*** Data Section Begins ***
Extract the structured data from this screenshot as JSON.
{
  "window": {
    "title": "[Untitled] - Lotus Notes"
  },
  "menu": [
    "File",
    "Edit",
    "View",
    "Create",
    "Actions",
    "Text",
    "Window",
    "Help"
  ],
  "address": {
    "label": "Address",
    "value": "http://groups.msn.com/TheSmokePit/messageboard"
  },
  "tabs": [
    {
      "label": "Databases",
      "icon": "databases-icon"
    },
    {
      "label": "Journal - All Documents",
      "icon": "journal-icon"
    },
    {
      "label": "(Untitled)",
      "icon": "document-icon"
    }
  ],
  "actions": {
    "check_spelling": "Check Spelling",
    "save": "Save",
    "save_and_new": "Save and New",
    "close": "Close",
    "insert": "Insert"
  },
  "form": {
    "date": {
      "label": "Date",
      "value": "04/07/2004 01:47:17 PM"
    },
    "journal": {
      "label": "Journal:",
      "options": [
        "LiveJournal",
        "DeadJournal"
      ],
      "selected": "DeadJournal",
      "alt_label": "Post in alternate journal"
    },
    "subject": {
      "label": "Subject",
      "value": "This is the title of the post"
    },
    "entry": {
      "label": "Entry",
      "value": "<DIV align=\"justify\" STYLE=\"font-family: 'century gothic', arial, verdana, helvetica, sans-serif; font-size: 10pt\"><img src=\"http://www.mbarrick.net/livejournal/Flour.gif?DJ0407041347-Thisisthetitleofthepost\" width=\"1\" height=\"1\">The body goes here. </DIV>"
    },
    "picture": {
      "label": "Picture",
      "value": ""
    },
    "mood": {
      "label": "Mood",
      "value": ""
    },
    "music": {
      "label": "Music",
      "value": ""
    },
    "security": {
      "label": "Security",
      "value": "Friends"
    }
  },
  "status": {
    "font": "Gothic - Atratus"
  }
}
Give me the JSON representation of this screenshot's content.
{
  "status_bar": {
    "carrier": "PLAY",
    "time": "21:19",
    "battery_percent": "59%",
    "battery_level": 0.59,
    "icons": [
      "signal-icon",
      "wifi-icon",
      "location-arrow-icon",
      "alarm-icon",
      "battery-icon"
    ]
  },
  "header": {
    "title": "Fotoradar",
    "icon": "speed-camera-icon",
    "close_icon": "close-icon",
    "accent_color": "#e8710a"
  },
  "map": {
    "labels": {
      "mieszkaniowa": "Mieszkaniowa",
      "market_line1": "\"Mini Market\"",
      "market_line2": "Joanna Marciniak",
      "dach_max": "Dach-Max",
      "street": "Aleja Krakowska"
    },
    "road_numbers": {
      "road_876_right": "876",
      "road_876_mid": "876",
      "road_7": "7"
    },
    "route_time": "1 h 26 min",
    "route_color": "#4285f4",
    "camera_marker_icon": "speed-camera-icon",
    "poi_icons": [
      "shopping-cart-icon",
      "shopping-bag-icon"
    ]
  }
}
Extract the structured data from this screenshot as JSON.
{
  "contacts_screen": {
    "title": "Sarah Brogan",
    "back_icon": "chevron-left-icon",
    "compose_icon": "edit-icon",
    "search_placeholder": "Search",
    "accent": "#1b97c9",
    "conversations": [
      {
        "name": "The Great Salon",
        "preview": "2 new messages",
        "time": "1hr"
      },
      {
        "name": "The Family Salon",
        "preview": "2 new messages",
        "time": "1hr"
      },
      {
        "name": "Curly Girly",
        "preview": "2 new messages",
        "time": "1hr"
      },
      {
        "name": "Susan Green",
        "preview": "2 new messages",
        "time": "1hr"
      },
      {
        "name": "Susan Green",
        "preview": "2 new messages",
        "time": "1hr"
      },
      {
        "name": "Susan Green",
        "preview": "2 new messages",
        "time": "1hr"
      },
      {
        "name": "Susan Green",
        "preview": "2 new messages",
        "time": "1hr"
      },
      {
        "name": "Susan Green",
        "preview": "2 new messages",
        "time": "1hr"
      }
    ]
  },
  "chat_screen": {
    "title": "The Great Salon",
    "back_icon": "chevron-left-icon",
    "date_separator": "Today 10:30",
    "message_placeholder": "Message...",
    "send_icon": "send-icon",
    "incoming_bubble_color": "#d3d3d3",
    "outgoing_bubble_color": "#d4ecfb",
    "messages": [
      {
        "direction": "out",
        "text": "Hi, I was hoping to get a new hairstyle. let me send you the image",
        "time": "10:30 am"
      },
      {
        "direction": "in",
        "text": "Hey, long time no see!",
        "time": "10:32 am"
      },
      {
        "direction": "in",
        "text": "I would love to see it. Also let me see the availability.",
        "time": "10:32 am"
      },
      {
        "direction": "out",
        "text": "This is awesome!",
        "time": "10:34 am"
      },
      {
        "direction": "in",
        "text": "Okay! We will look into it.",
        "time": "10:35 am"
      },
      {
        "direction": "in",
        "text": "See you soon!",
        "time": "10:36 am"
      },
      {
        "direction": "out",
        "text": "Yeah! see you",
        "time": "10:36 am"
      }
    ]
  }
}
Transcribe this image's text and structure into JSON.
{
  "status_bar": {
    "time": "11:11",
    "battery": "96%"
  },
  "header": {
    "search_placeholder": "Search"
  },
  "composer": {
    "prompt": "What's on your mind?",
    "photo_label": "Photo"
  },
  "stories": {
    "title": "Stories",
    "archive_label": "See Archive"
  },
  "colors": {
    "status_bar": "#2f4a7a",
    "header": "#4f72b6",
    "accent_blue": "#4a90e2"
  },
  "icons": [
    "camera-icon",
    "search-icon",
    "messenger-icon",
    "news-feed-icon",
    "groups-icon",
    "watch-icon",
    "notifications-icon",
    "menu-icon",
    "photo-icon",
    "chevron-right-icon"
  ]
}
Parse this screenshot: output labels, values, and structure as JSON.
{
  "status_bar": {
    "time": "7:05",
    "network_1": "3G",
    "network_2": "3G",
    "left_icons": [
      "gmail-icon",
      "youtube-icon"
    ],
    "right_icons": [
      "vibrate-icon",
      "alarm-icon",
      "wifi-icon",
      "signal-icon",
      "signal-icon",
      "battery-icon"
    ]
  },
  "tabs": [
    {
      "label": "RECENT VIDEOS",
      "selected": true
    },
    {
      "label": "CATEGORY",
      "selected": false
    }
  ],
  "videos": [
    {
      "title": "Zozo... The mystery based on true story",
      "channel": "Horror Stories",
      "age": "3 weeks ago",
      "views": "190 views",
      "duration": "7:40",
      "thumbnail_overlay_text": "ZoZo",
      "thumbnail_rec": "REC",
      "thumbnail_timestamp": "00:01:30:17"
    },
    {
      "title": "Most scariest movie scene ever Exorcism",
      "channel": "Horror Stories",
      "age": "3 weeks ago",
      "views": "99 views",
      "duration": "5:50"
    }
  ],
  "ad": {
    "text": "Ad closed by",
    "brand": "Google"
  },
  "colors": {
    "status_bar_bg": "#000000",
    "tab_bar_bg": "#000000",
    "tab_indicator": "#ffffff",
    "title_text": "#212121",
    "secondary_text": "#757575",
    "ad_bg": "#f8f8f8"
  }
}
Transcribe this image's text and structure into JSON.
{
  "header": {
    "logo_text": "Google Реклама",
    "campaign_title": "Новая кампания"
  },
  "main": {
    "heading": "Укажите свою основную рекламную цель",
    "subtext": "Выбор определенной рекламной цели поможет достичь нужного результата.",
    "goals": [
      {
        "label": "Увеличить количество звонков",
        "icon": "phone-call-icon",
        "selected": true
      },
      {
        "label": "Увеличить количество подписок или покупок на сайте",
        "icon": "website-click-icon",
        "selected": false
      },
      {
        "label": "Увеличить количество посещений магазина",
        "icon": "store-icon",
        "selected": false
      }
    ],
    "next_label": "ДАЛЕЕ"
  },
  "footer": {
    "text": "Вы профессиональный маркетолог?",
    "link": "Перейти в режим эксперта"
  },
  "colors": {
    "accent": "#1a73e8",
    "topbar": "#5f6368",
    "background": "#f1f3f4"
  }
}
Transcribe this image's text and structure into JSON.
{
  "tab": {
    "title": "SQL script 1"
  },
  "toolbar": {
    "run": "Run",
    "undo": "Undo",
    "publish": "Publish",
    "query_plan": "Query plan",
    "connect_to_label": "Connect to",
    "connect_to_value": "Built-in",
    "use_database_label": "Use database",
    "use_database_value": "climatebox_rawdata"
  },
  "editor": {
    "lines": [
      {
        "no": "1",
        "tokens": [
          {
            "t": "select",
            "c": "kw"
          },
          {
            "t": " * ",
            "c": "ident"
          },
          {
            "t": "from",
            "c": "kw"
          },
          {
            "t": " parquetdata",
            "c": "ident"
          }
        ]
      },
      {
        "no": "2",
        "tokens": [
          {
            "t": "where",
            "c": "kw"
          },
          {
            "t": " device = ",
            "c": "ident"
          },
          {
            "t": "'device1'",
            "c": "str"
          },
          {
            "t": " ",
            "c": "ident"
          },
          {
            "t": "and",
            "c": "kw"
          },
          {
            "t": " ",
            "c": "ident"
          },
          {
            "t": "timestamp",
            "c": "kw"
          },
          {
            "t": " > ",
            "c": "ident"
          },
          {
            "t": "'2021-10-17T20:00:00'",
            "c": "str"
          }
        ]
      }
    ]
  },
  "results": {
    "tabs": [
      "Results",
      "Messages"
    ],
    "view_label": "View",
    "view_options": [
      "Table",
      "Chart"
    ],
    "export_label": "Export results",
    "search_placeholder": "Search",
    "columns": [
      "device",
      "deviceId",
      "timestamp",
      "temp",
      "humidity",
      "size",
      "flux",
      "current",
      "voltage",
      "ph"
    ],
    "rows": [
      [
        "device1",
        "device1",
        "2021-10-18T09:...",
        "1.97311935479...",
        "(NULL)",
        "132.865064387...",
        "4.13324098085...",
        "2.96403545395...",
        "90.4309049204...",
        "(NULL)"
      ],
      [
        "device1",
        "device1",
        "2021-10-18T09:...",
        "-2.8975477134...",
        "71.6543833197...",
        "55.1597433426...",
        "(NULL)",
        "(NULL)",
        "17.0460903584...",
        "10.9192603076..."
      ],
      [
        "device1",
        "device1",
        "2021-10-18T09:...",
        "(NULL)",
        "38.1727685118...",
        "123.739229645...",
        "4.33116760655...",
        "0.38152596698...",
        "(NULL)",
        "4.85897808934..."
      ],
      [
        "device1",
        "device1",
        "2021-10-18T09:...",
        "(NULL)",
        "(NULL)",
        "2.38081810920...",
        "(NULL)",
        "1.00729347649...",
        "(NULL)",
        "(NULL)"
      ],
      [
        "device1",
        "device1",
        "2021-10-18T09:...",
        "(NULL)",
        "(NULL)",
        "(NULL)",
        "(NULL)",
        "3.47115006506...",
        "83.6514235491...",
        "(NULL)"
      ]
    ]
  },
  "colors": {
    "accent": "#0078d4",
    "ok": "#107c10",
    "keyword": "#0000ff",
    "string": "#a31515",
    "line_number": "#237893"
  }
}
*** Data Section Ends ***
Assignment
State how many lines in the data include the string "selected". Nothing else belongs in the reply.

Exercise result
6